Indigenous Services Minister Patty Hajdu spoke at the SCA on Dec. 8 but didn’t mention anything about adhering to the tribunal ruling.
“On CHRT, I note that the AFN along with other parties have worked extremely hard to arrive at a final settlement agreement,” she told the chiefs. “I hope that we get this deal completed and I want to thank everyone for staying with it.
“And, I want to recommit to you today that the government of Canada will stay with you to get kids and their families, the compensation they’re owed.”
Nation to Nation reached out to Hajdu Thursday for an update on the government’s plans to address the tribunal ruling, which is now three years old.
“I’m unable to confirm at the moment, but we are continuing to work with parties to get compensation to children and families as quickly as possible,” said Alison Murphy, spokesperson for Hajdu.
The tribunal only issued a summary ruling in October – essentially a summary of its findings. A longer, more in-depth ruling is expected in the coming weeks.
Internal issues at the AFN
According to AFN National Chief RoseAnne Archibald and her executive – made up of regional chiefs from across the country – the ongoing human resources issues with former staff members and related litigation, the chiefs are united in getting a number of critical issues.
“We’re in a different place than we were in July, that’s for certain,” Archibald said.
She informed the SCA that Murray Sinclair, a retired senator and former chair of the Truth and Reconciliation Commission, to calm the waters at the highest levels of the organization.

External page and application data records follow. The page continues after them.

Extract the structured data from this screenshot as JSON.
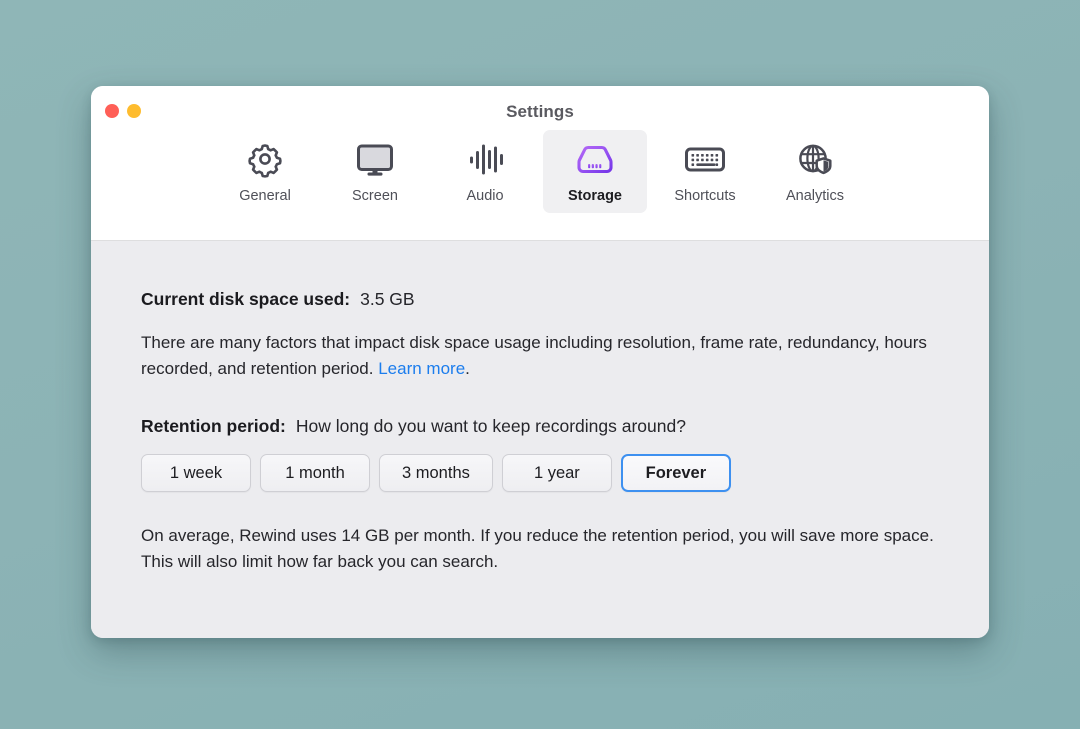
{
  "window": {
    "title": "Settings",
    "traffic_lights": [
      {
        "name": "close",
        "color": "#ff5f57"
      },
      {
        "name": "minimize",
        "color": "#febc2e"
      }
    ]
  },
  "tabs": [
    {
      "label": "General",
      "icon": "gear-icon",
      "active": false
    },
    {
      "label": "Screen",
      "icon": "monitor-icon",
      "active": false
    },
    {
      "label": "Audio",
      "icon": "waveform-icon",
      "active": false
    },
    {
      "label": "Storage",
      "icon": "hard-drive-icon",
      "active": true
    },
    {
      "label": "Shortcuts",
      "icon": "keyboard-icon",
      "active": false
    },
    {
      "label": "Analytics",
      "icon": "globe-shield-icon",
      "active": false
    }
  ],
  "content": {
    "disk_usage": {
      "label": "Current disk space used:",
      "value": "3.5 GB"
    },
    "description": {
      "before_link": "There are many factors that impact disk space usage including resolution, frame rate, redundancy, hours recorded, and retention period. ",
      "link_text": "Learn more",
      "after_link": "."
    },
    "retention": {
      "label": "Retention period:",
      "question": "How long do you want to keep recordings around?",
      "options": [
        {
          "label": "1 week",
          "selected": false
        },
        {
          "label": "1 month",
          "selected": false
        },
        {
          "label": "3 months",
          "selected": false
        },
        {
          "label": "1 year",
          "selected": false
        },
        {
          "label": "Forever",
          "selected": true
        }
      ]
    },
    "footnote": "On average, Rewind uses 14 GB per month. If you reduce the retention period, you will save more space. This will also limit how far back you can search."
  },
  "colors": {
    "desktop_background": "#8db4b6",
    "window_background": "#ececef",
    "toolbar_background": "#ffffff",
    "accent_selected_border": "#3d90f0",
    "link": "#1c7ded",
    "storage_icon_gradient_start": "#a855f7",
    "storage_icon_gradient_end": "#7c3aed",
    "icon_stroke": "#4a4b55"
  }
}
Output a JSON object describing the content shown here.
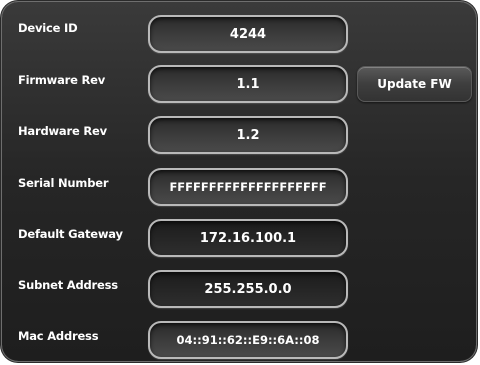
{
  "rows": [
    {
      "label": "Device ID",
      "value": "4244"
    },
    {
      "label": "Firmware Rev",
      "value": "1.1"
    },
    {
      "label": "Hardware Rev",
      "value": "1.2"
    },
    {
      "label": "Serial Number",
      "value": "FFFFFFFFFFFFFFFFFFFF"
    },
    {
      "label": "Default Gateway",
      "value": "172.16.100.1"
    },
    {
      "label": "Subnet Address",
      "value": "255.255.0.0"
    },
    {
      "label": "Mac Address",
      "value": "04::91::62::E9::6A::08"
    }
  ],
  "update_button": {
    "label": "Update FW"
  }
}
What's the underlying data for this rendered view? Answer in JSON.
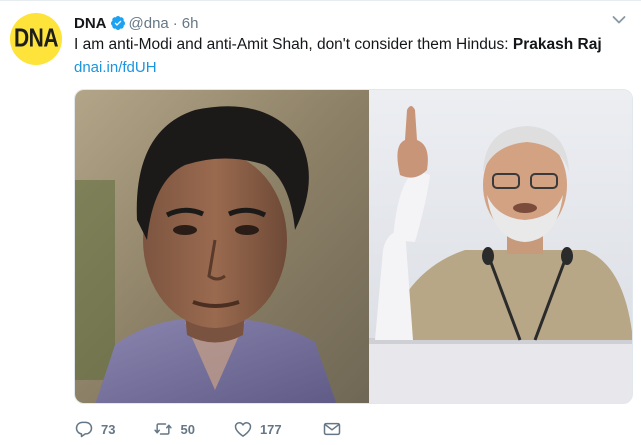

“He is somebody that is so well respected across Turtle Island and he has helped with the child welfare file a couple of times,” Archibald told APTN News. “So we put forward a number of names and he was on our list and we approached him and so hopefully, we’ll be by January kind of solidifying his involvement with us.”
When asked about Sinclair, Woodhouse, who tried to oust Archibald from the national chiefs’ position last summer, said she hadn’t been briefed on hiring and the first she heard about it was along with everyone else at the SCA.
Also on N2N, money for a new initiative was announced at the environmental meetings being held in Montreal called COP15.
It comes at a time when the species at risk list is growing and there are rising concerns for the environment.
According to Ecojustice lawyer Victoria Watson, the National First Nation Guardian Network will help train Indigenous youth in different environmental fields.
“Generally youth are employed in these guardian programs and they don’t necessarily have existing knowledge of the land,” said Watson, “existing expertise in GIS (Geographic Information System) mapping systems, or existing practices of traditional ecological knowledge.
“And so, that really, a big part of the beauty of these programs, is getting youth out to reconnect with the land and connect with their elders.”